§ **DIRECTIONS**
Tally the lines in the listing below that contain "this" and report the tally alone.

§ **THE RECORDS**
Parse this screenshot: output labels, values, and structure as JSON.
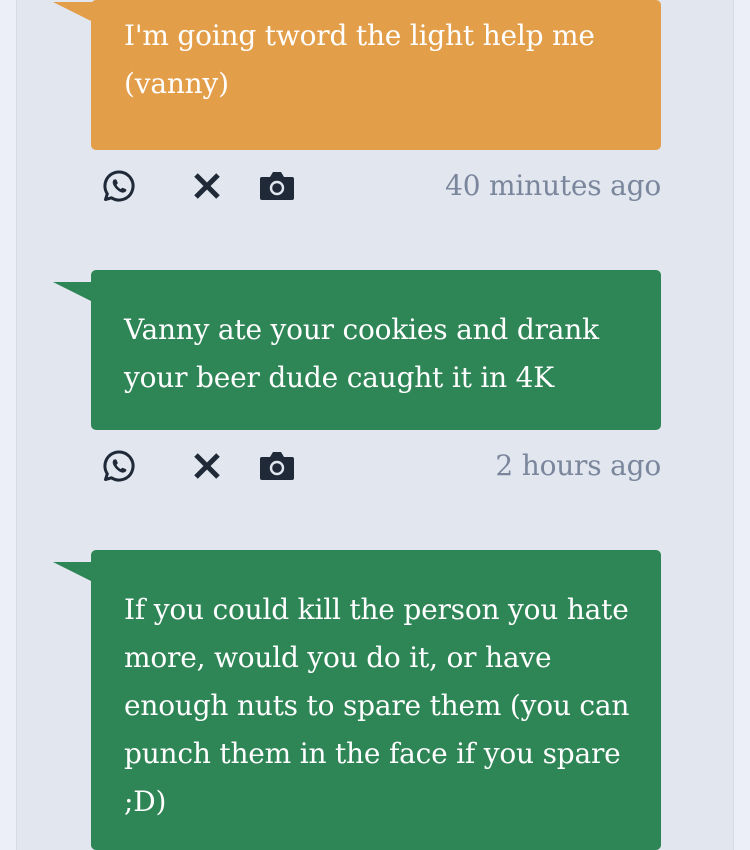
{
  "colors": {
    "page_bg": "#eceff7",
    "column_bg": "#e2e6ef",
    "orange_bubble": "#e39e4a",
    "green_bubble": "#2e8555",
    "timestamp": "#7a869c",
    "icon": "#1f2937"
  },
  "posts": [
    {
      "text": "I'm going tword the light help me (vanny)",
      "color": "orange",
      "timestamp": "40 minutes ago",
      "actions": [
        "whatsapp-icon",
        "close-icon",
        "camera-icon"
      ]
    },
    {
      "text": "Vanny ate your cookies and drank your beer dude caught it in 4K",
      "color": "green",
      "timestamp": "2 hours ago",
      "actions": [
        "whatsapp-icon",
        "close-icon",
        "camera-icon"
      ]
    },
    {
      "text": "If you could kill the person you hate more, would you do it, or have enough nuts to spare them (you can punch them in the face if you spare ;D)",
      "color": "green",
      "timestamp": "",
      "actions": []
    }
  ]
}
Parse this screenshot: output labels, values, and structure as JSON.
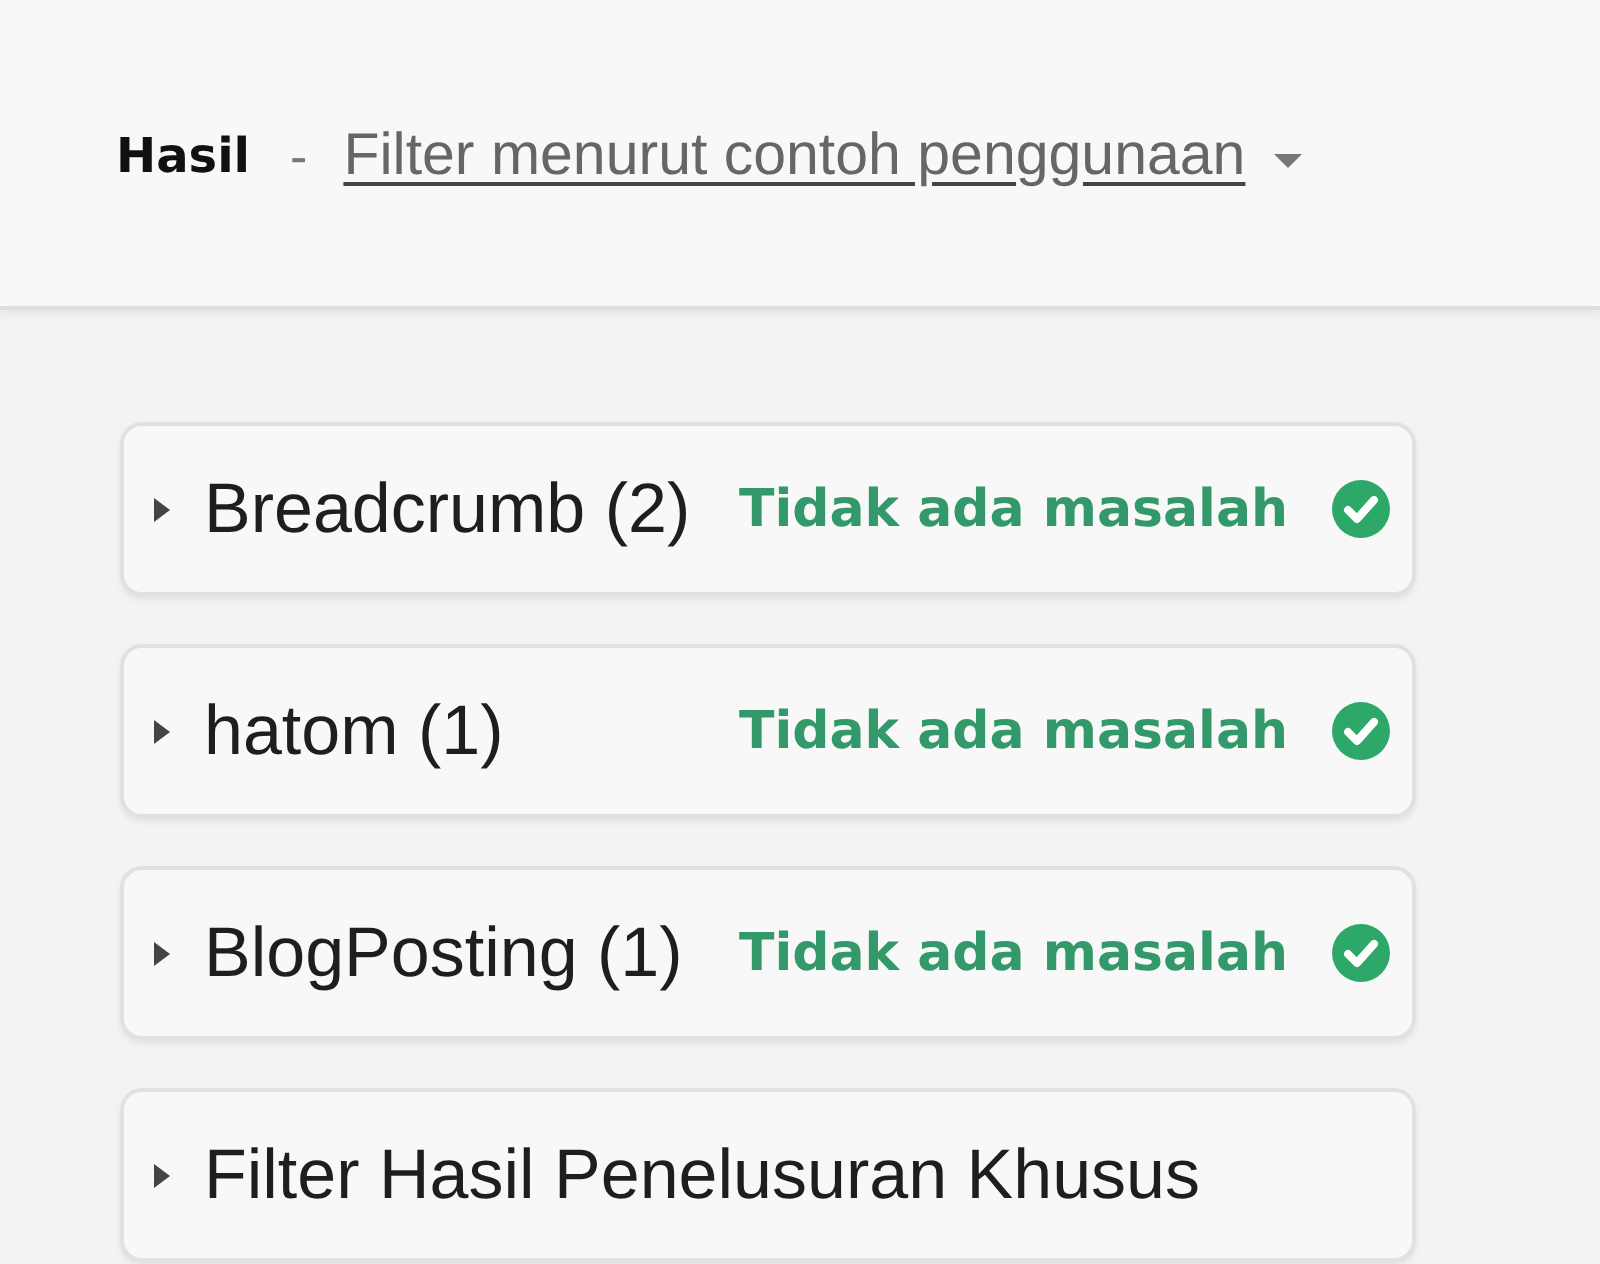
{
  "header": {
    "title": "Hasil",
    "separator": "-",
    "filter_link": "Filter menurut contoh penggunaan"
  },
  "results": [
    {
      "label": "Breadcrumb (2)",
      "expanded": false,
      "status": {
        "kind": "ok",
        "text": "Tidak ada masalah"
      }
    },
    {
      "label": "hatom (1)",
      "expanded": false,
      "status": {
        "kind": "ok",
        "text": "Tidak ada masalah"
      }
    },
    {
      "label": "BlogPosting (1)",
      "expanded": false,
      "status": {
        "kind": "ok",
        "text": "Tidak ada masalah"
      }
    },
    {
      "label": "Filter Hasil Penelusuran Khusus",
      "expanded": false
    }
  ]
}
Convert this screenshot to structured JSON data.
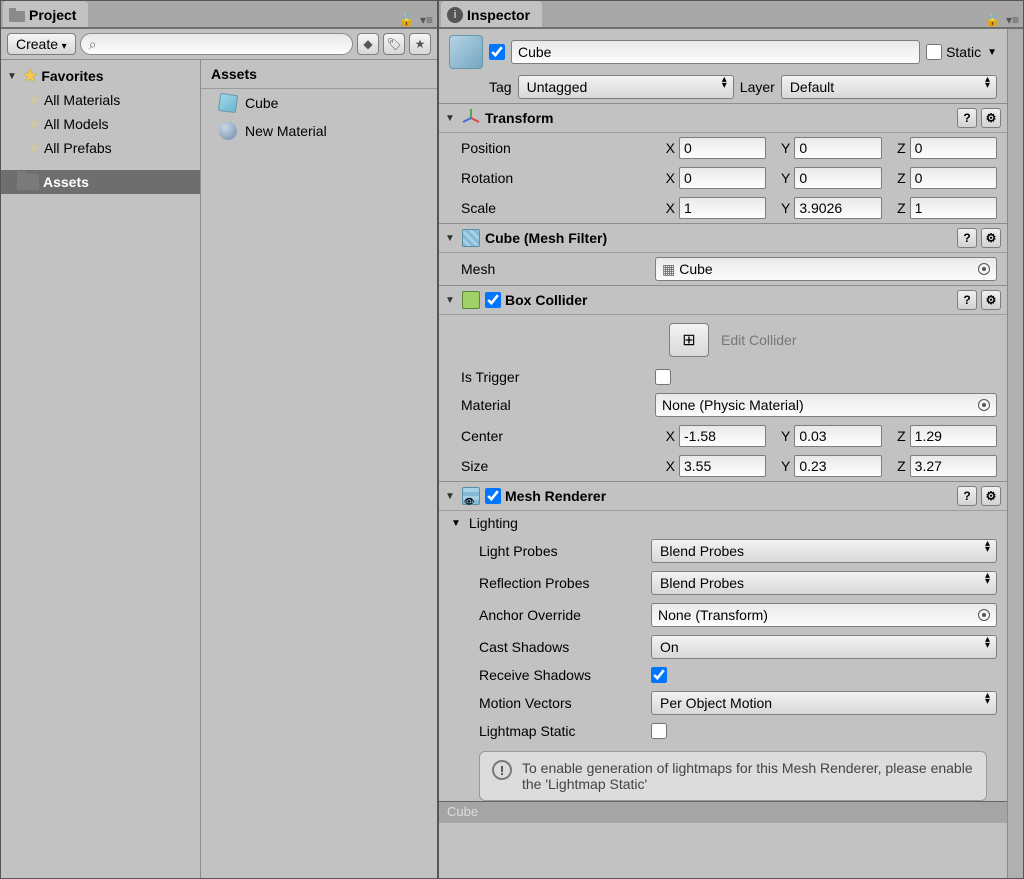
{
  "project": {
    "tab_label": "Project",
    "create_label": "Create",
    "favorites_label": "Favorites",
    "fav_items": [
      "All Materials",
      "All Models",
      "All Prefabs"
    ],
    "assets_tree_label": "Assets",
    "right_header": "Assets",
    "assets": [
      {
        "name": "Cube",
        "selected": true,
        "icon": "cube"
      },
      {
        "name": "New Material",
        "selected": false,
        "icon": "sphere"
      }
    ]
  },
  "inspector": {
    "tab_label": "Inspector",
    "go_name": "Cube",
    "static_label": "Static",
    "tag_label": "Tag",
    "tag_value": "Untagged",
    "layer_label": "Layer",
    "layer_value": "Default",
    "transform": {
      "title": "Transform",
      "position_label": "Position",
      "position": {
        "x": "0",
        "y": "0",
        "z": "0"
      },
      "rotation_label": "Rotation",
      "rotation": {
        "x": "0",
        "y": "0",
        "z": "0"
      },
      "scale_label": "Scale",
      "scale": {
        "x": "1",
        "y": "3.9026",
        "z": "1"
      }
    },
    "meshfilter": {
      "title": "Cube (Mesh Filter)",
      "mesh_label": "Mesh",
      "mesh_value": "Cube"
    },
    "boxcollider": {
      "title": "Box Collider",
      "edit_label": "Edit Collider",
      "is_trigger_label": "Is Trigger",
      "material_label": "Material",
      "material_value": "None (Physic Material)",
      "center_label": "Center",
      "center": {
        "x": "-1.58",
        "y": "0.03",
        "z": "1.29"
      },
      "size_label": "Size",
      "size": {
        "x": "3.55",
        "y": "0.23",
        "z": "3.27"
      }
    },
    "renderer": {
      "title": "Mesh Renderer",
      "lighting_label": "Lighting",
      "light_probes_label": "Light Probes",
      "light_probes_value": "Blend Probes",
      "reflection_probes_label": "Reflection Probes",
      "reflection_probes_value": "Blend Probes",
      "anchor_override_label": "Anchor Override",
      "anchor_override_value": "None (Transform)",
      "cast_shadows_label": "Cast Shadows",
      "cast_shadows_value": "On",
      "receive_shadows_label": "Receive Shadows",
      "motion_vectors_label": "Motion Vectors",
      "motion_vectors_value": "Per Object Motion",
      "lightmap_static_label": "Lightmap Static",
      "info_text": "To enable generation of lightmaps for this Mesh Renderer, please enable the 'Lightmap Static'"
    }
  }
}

§ **YOUR SOLUTION**
4